* **TASK ITEM**: What do the entries below say? Restate them word for word.

* **RECORDED DATA**:
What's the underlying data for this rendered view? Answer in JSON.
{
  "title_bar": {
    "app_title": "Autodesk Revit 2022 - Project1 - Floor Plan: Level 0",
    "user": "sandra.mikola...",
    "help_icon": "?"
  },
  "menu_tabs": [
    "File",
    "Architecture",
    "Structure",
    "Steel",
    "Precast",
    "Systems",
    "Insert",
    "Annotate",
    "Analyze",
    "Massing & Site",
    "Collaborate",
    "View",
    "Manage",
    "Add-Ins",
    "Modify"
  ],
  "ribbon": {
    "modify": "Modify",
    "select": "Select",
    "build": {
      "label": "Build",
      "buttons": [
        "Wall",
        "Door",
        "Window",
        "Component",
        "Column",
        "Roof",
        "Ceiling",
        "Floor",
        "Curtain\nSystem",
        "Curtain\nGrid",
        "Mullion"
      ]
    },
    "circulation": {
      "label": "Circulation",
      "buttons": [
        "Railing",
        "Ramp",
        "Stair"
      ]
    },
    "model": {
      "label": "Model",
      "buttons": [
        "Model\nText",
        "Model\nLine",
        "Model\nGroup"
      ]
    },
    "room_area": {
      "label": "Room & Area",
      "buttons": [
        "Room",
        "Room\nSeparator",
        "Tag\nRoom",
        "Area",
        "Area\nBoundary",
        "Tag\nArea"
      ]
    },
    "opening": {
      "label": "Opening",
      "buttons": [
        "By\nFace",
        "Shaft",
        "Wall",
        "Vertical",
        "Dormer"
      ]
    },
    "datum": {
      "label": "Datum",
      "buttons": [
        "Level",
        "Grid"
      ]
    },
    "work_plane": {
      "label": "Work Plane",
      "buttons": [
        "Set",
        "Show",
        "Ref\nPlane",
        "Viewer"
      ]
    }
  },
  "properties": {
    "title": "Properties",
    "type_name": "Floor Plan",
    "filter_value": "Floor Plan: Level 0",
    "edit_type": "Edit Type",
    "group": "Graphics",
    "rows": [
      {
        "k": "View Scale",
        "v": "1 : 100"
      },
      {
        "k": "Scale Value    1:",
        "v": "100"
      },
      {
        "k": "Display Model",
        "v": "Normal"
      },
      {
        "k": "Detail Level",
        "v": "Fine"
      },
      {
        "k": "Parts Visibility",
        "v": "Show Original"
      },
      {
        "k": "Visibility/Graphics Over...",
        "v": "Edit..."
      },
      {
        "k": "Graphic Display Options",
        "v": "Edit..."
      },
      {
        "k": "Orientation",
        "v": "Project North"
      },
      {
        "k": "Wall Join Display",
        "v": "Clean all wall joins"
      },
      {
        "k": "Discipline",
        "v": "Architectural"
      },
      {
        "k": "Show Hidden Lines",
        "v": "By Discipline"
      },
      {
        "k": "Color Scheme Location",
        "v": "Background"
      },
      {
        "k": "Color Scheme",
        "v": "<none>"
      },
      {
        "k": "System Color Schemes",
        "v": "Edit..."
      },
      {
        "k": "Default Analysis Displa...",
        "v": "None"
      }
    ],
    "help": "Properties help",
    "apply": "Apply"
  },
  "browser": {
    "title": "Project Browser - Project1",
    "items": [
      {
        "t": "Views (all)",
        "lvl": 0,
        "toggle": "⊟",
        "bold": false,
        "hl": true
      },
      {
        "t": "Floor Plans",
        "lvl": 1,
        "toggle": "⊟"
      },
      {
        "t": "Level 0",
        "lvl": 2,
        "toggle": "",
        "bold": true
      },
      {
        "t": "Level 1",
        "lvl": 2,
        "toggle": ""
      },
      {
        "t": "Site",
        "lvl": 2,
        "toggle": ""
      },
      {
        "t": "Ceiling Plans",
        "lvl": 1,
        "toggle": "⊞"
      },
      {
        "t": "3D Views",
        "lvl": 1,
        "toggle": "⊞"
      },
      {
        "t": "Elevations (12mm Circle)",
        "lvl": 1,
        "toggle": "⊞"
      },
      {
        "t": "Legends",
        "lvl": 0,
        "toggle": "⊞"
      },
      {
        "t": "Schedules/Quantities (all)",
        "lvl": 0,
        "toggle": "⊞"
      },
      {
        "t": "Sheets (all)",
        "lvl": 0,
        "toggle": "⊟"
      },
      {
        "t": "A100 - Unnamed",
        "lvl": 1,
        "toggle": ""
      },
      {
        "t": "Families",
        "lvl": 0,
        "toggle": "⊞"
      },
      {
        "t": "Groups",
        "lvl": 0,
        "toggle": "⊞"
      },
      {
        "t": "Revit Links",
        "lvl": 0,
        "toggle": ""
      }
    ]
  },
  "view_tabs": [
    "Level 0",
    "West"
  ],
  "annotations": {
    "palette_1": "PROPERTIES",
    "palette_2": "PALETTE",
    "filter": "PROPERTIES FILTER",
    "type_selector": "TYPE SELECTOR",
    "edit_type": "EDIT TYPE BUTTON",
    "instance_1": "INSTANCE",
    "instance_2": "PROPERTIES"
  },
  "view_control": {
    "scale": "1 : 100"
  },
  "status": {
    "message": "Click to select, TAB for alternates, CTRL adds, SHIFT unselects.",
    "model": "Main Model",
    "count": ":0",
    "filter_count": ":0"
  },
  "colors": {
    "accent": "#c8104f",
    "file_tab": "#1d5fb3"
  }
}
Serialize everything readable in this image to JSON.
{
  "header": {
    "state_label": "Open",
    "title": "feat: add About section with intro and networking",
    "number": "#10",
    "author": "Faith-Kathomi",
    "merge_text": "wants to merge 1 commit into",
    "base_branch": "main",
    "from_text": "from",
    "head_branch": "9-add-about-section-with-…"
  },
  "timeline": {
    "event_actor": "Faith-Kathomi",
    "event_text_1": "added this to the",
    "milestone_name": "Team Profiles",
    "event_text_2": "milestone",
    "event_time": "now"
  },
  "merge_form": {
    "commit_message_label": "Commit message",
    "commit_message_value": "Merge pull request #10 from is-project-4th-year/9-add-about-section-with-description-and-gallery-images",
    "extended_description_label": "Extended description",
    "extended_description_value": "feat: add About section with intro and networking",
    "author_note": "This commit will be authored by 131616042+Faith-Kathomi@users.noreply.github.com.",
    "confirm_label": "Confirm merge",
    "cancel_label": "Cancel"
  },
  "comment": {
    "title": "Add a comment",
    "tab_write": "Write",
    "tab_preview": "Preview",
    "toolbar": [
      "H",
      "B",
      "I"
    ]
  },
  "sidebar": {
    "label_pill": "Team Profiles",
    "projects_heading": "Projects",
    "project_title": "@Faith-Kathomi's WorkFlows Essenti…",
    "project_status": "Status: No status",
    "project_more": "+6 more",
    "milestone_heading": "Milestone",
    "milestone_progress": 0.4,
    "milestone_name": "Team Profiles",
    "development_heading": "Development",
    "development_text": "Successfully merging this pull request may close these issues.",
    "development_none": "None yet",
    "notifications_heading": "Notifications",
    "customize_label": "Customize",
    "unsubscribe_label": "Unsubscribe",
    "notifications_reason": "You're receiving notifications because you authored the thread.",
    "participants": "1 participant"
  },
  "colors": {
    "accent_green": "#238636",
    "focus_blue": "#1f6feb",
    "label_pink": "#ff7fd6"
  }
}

* **SOLUTION TO THE EXERCISE**:
What's the underlying data for this rendered view? Answer in JSON.
{
  "title_bar": {
    "app_title": "Autodesk Revit 2022 - Project1 - Floor Plan: Level 0",
    "user": "sandra.mikola...",
    "help_icon": "?"
  },
  "menu_tabs": [
    "File",
    "Architecture",
    "Structure",
    "Steel",
    "Precast",
    "Systems",
    "Insert",
    "Annotate",
    "Analyze",
    "Massing & Site",
    "Collaborate",
    "View",
    "Manage",
    "Add-Ins",
    "Modify"
  ],
  "ribbon": {
    "modify": "Modify",
    "select": "Select",
    "build": {
      "label": "Build",
      "buttons": [
        "Wall",
        "Door",
        "Window",
        "Component",
        "Column",
        "Roof",
        "Ceiling",
        "Floor",
        "Curtain\nSystem",
        "Curtain\nGrid",
        "Mullion"
      ]
    },
    "circulation": {
      "label": "Circulation",
      "buttons": [
        "Railing",
        "Ramp",
        "Stair"
      ]
    },
    "model": {
      "label": "Model",
      "buttons": [
        "Model\nText",
        "Model\nLine",
        "Model\nGroup"
      ]
    },
    "room_area": {
      "label": "Room & Area",
      "buttons": [
        "Room",
        "Room\nSeparator",
        "Tag\nRoom",
        "Area",
        "Area\nBoundary",
        "Tag\nArea"
      ]
    },
    "opening": {
      "label": "Opening",
      "buttons": [
        "By\nFace",
        "Shaft",
        "Wall",
        "Vertical",
        "Dormer"
      ]
    },
    "datum": {
      "label": "Datum",
      "buttons": [
        "Level",
        "Grid"
      ]
    },
    "work_plane": {
      "label": "Work Plane",
      "buttons": [
        "Set",
        "Show",
        "Ref\nPlane",
        "Viewer"
      ]
    }
  },
  "properties": {
    "title": "Properties",
    "type_name": "Floor Plan",
    "filter_value": "Floor Plan: Level 0",
    "edit_type": "Edit Type",
    "group": "Graphics",
    "rows": [
      {
        "k": "View Scale",
        "v": "1 : 100"
      },
      {
        "k": "Scale Value    1:",
        "v": "100"
      },
      {
        "k": "Display Model",
        "v": "Normal"
      },
      {
        "k": "Detail Level",
        "v": "Fine"
      },
      {
        "k": "Parts Visibility",
        "v": "Show Original"
      },
      {
        "k": "Visibility/Graphics Over...",
        "v": "Edit..."
      },
      {
        "k": "Graphic Display Options",
        "v": "Edit..."
      },
      {
        "k": "Orientation",
        "v": "Project North"
      },
      {
        "k": "Wall Join Display",
        "v": "Clean all wall joins"
      },
      {
        "k": "Discipline",
        "v": "Architectural"
      },
      {
        "k": "Show Hidden Lines",
        "v": "By Discipline"
      },
      {
        "k": "Color Scheme Location",
        "v": "Background"
      },
      {
        "k": "Color Scheme",
        "v": "<none>"
      },
      {
        "k": "System Color Schemes",
        "v": "Edit..."
      },
      {
        "k": "Default Analysis Displa...",
        "v": "None"
      }
    ],
    "help": "Properties help",
    "apply": "Apply"
  },
  "browser": {
    "title": "Project Browser - Project1",
    "items": [
      {
        "t": "Views (all)",
        "lvl": 0,
        "toggle": "⊟",
        "bold": false,
        "hl": true
      },
      {
        "t": "Floor Plans",
        "lvl": 1,
        "toggle": "⊟"
      },
      {
        "t": "Level 0",
        "lvl": 2,
        "toggle": "",
        "bold": true
      },
      {
        "t": "Level 1",
        "lvl": 2,
        "toggle": ""
      },
      {
        "t": "Site",
        "lvl": 2,
        "toggle": ""
      },
      {
        "t": "Ceiling Plans",
        "lvl": 1,
        "toggle": "⊞"
      },
      {
        "t": "3D Views",
        "lvl": 1,
        "toggle": "⊞"
      },
      {
        "t": "Elevations (12mm Circle)",
        "lvl": 1,
        "toggle": "⊞"
      },
      {
        "t": "Legends",
        "lvl": 0,
        "toggle": "⊞"
      },
      {
        "t": "Schedules/Quantities (all)",
        "lvl": 0,
        "toggle": "⊞"
      },
      {
        "t": "Sheets (all)",
        "lvl": 0,
        "toggle": "⊟"
      },
      {
        "t": "A100 - Unnamed",
        "lvl": 1,
        "toggle": ""
      },
      {
        "t": "Families",
        "lvl": 0,
        "toggle": "⊞"
      },
      {
        "t": "Groups",
        "lvl": 0,
        "toggle": "⊞"
      },
      {
        "t": "Revit Links",
        "lvl": 0,
        "toggle": ""
      }
    ]
  },
  "view_tabs": [
    "Level 0",
    "West"
  ],
  "annotations": {
    "palette_1": "PROPERTIES",
    "palette_2": "PALETTE",
    "filter": "PROPERTIES FILTER",
    "type_selector": "TYPE SELECTOR",
    "edit_type": "EDIT TYPE BUTTON",
    "instance_1": "INSTANCE",
    "instance_2": "PROPERTIES"
  },
  "view_control": {
    "scale": "1 : 100"
  },
  "status": {
    "message": "Click to select, TAB for alternates, CTRL adds, SHIFT unselects.",
    "model": "Main Model",
    "count": ":0",
    "filter_count": ":0"
  },
  "colors": {
    "accent": "#c8104f",
    "file_tab": "#1d5fb3"
  }
}
Serialize everything readable in this image to JSON.
{
  "header": {
    "state_label": "Open",
    "title": "feat: add About section with intro and networking",
    "number": "#10",
    "author": "Faith-Kathomi",
    "merge_text": "wants to merge 1 commit into",
    "base_branch": "main",
    "from_text": "from",
    "head_branch": "9-add-about-section-with-…"
  },
  "timeline": {
    "event_actor": "Faith-Kathomi",
    "event_text_1": "added this to the",
    "milestone_name": "Team Profiles",
    "event_text_2": "milestone",
    "event_time": "now"
  },
  "merge_form": {
    "commit_message_label": "Commit message",
    "commit_message_value": "Merge pull request #10 from is-project-4th-year/9-add-about-section-with-description-and-gallery-images",
    "extended_description_label": "Extended description",
    "extended_description_value": "feat: add About section with intro and networking",
    "author_note": "This commit will be authored by 131616042+Faith-Kathomi@users.noreply.github.com.",
    "confirm_label": "Confirm merge",
    "cancel_label": "Cancel"
  },
  "comment": {
    "title": "Add a comment",
    "tab_write": "Write",
    "tab_preview": "Preview",
    "toolbar": [
      "H",
      "B",
      "I"
    ]
  },
  "sidebar": {
    "label_pill": "Team Profiles",
    "projects_heading": "Projects",
    "project_title": "@Faith-Kathomi's WorkFlows Essenti…",
    "project_status": "Status: No status",
    "project_more": "+6 more",
    "milestone_heading": "Milestone",
    "milestone_progress": 0.4,
    "milestone_name": "Team Profiles",
    "development_heading": "Development",
    "development_text": "Successfully merging this pull request may close these issues.",
    "development_none": "None yet",
    "notifications_heading": "Notifications",
    "customize_label": "Customize",
    "unsubscribe_label": "Unsubscribe",
    "notifications_reason": "You're receiving notifications because you authored the thread.",
    "participants": "1 participant"
  },
  "colors": {
    "accent_green": "#238636",
    "focus_blue": "#1f6feb",
    "label_pink": "#ff7fd6"
  }
}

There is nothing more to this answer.